Recommendations for indoor celebrations  

If outdoor celebrations aren’t possible, try to limit contact when and where possible, encourage guests to limit contact to common surfaces (e.g. doorknobs), and promote ventilation by opening a window and/or using an air purifier. It’s not a guarantee to prevent spread, but it can help!

And, while you’re inside, ask your guests to wear masks to keep you and other family members safe.
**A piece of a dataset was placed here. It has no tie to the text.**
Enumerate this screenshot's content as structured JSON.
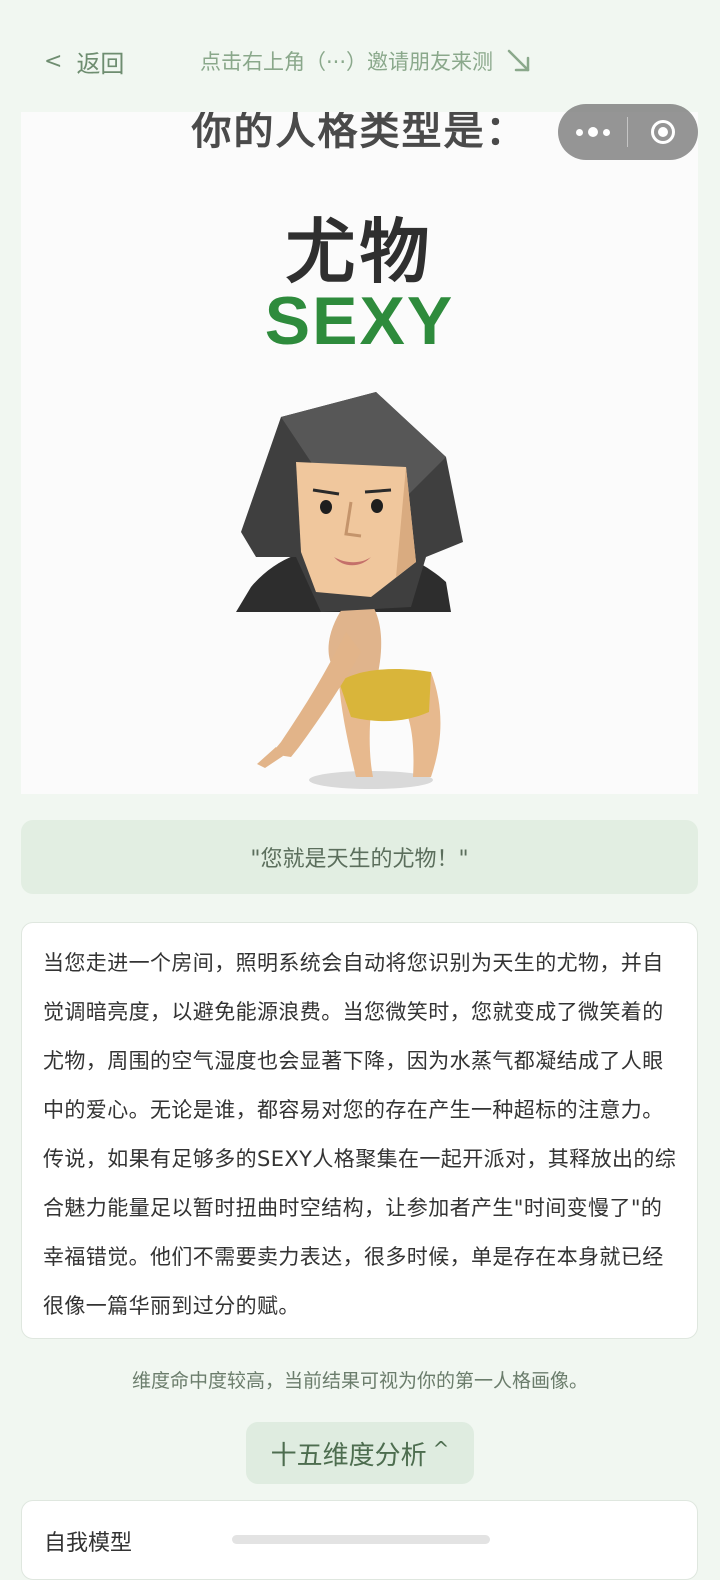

You may also want to put some of these practices in place.

  • Create boundaries for how many guests can occupy an individual room – consider rotating guests between different rooms in the house, much like speed-dating to ensure people can communicate while also helping them stay distanced from each other. 
  • Have hygienic materials, like hand cleaner readily available, and/or encourage attendees to bring them hand sanitizer, tissues, and extra masks.
  • Offer some fun indoor activities that you can do at a distance, and promote safety for kids, like:
    • Making their own holiday masks with holiday fabric + string – let guests pick their own themes!
    • Bake and decorate cookies with a prize for the very best, funniest, prettiest, etc.
    • Play board games, but keep tables at least six feet apart. You may even consider separating the table into sections with plexiglass. And – everyone wears a mask!
    • Make pizzas
    • Watch a movie on the big screen TV, but make sure people sit apart from one another. 

Eating space can be limited indoors. Even so, you will want to continue to keep individuals/groups separate while eating, so consider dividing the table into sections with clear plexiglass. If you do so, have one server in the kitchen dishing out all of the food, and forget about having a buffet or self-serve stations. 
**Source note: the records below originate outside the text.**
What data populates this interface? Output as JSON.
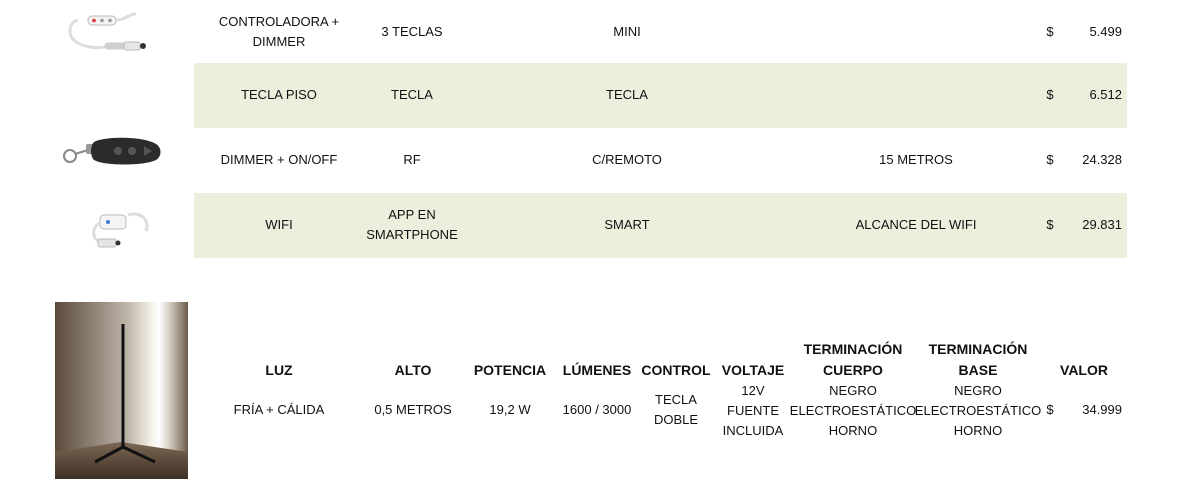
{
  "colors": {
    "band": "#ebf0dd",
    "text": "#111111"
  },
  "options": [
    {
      "name": "CONTROLADORA + DIMMER",
      "type": "3 TECLAS",
      "mode": "MINI",
      "range": "",
      "currency": "$",
      "price": "5.499",
      "image": "led-controller-thumbnail",
      "banded": false
    },
    {
      "name": "TECLA PISO",
      "type": "TECLA",
      "mode": "TECLA",
      "range": "",
      "currency": "$",
      "price": "6.512",
      "image": "",
      "banded": true
    },
    {
      "name": "DIMMER + ON/OFF",
      "type": "RF",
      "mode": "C/REMOTO",
      "range": "15 METROS",
      "currency": "$",
      "price": "24.328",
      "image": "rf-remote-thumbnail",
      "banded": false
    },
    {
      "name": "WIFI",
      "type": "APP EN SMARTPHONE",
      "mode": "SMART",
      "range": "ALCANCE DEL WIFI",
      "currency": "$",
      "price": "29.831",
      "image": "wifi-controller-thumbnail",
      "banded": true
    }
  ],
  "spec": {
    "headers": {
      "luz": "LUZ",
      "alto": "ALTO",
      "potencia": "POTENCIA",
      "lumenes": "LÚMENES",
      "control": "CONTROL",
      "voltaje": "VOLTAJE",
      "term_cuerpo": "TERMINACIÓN CUERPO",
      "term_base": "TERMINACIÓN BASE",
      "valor": "VALOR"
    },
    "values": {
      "luz": "FRÍA + CÁLIDA",
      "alto": "0,5 METROS",
      "potencia": "19,2 W",
      "lumenes": "1600 / 3000",
      "control": "TECLA DOBLE",
      "voltaje": "12V FUENTE INCLUIDA",
      "term_cuerpo": "NEGRO ELECTROESTÁTICO HORNO",
      "term_base": "NEGRO ELECTROESTÁTICO HORNO",
      "currency": "$",
      "valor": "34.999"
    },
    "image": "corner-floor-lamp-photo"
  }
}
Don’t Just Protect Your Guests – Protect Your House! 

In addition to protecting your friends and family from each other and COVID-19, you will also want to take steps necessary to ensure that your house is protected from your guests, intruders, damage, and other unexpected issues that arise. To limit potential homeowners insurance claims, keep an eye out for:

Before guests arrive, install outdoor lights to discourage porch pirates. If you travel, ask a neighbor to watch your home, and don’t leave gifts and other valuables in plain sight.
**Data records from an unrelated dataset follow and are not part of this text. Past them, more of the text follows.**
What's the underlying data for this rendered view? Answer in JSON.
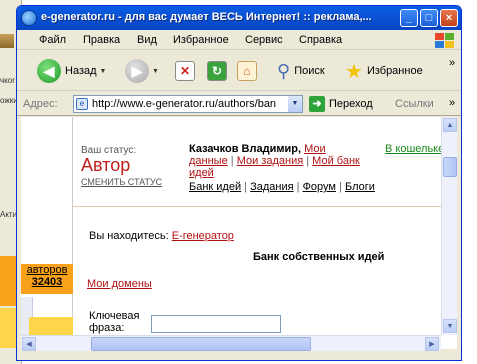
{
  "window": {
    "title": "e-generator.ru - для вас думает ВЕСЬ Интернет! :: реклама,...",
    "controls": [
      "minimize",
      "maximize",
      "close"
    ]
  },
  "menu": [
    "Файл",
    "Правка",
    "Вид",
    "Избранное",
    "Сервис",
    "Справка"
  ],
  "toolbar": {
    "back_label": "Назад",
    "search_label": "Поиск",
    "favorites_label": "Избранное",
    "overflow": "»"
  },
  "address": {
    "label": "Адрес:",
    "value": "http://www.e-generator.ru/authors/ban",
    "go_label": "Переход",
    "links_label": "Ссылки",
    "overflow": "»"
  },
  "page": {
    "status_label": "Ваш статус:",
    "status_value": "Автор",
    "change_status": "СМЕНИТЬ СТАТУС",
    "user_name": "Казачков Владимир,",
    "links_line1": "Мои",
    "links_line2a": "данные",
    "links_line2b": "Мои задания",
    "links_line2c": "Мой банк",
    "links_line3": "идей",
    "nav": [
      "Банк идей",
      "Задания",
      "Форум",
      "Блоги"
    ],
    "wallet": "В кошельке",
    "you_are_here_label": "Вы находитесь:",
    "you_are_here_link": "Е-генератор",
    "bank_title": "Банк собственных идей",
    "my_domains": "Мои домены",
    "keyword_label": "Ключевая фраза:",
    "keyword_value": "",
    "authors_label": "авторов",
    "authors_count": "32403"
  },
  "background_window": {
    "text_1": "чкоr",
    "text_2": "ожки",
    "text_3": "Акти"
  },
  "colors": {
    "title_bar": "#0a52d6",
    "status_red": "#c0201a",
    "link_red": "#b01212",
    "wallet_green": "#1a8a1a",
    "authors_orange": "#f7a21a"
  }
}
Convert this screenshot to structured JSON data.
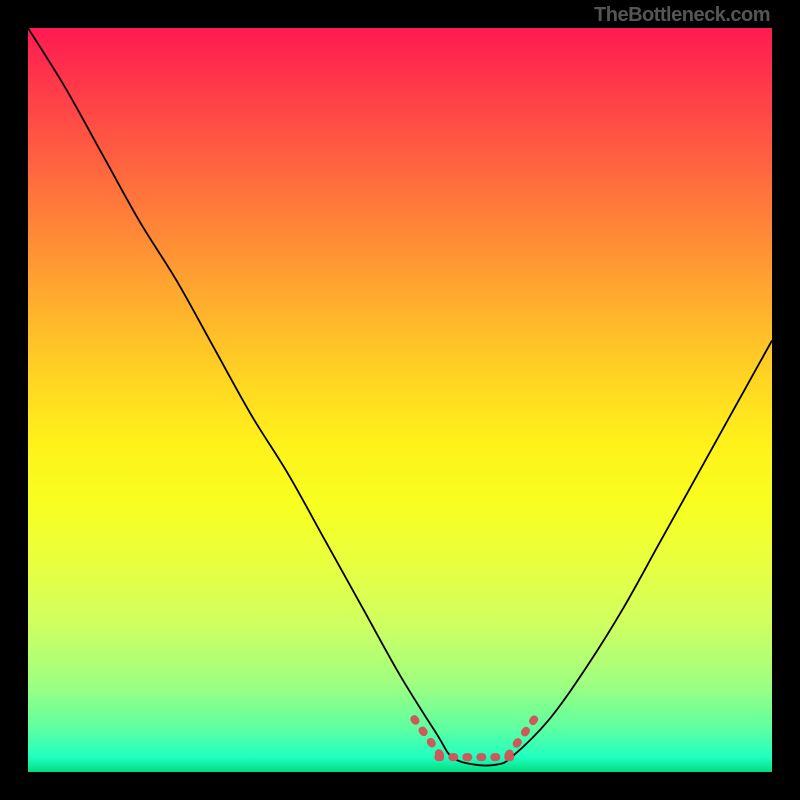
{
  "attribution": "TheBottleneck.com",
  "chart_data": {
    "type": "line",
    "title": "",
    "xlabel": "",
    "ylabel": "",
    "xlim": [
      0,
      100
    ],
    "ylim": [
      0,
      100
    ],
    "x": [
      0,
      5,
      10,
      15,
      20,
      25,
      30,
      35,
      40,
      45,
      50,
      55,
      57,
      60,
      63,
      65,
      70,
      75,
      80,
      85,
      90,
      95,
      100
    ],
    "values": [
      100,
      92,
      83,
      74,
      66,
      57,
      48,
      40,
      31,
      22,
      13,
      5,
      2,
      1,
      1,
      2,
      7,
      14,
      22,
      31,
      40,
      49,
      58
    ],
    "tolerance_band": {
      "x_start": 53,
      "x_end": 67,
      "y": 2
    },
    "grid": false,
    "legend": false
  }
}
Injuries and property damage.
Rowdy partiers or someone slipping on ice can ruin the party and cost you thousands. Limit the use of alcohol, have plenty of food, cut people off if needed, and keep your sidewalks salted and free of snow.

Make sure you decorate with care, use electric candles instead of real candles, water your Christmas tree, cook carefully, and be alert to the fire in your fireplace.

Remember these mishaps are not covered by homeowners insurance:

  • Sewer backup 
  • Damage caused by pets 
  • Theft of valuables from inside your car (homeowners insurance typically doesn’t cover items in your car – make sure to move all valuables inside your house)

After The Party Ends 

Your party was a roaring success, and all of your guests left happy. They followed your suggestions for social distancing, wearing a mask and washing their hands or using sanitizer. You danced and celebrated the Holidays, even amid the pandemic. 

Now, after the party ends, it’s time to clean up and/or quarantine yourself if you engaged in any high-risk activities, or if you find out later that one of the attendees tested positive for COVID-19. In fact, if you or any family members living in your home have any of the symptoms of the coronavirus, find the nearest testing area and get tested. 

The Bottom Line 

Maybe the holidays were different and a bit more stressful than usual this year, but with the right preparations, you and your guests will be able to celebrate together AND stay safe. Because you knew the symptoms, had the hard conversations and protected both your guests and our home, you can reconnect with family and friends and bring in the new year, re-energized, and in perfect health.

About the Authors

Kathryn Pomroy

Kathryn Pomroy Contributing Writer

Kathryn Pomroy is a writer for Over the last 15 years, she has covered many topics for including home and auto insurance, insurance claims, among others. She has been featured on, Intuit, SimpleRate, Credible, and more. Kathryn holds a degree in Journalism. Her favorite review on the site is Does Homeowner’s Insurance Cover High-rise Condos?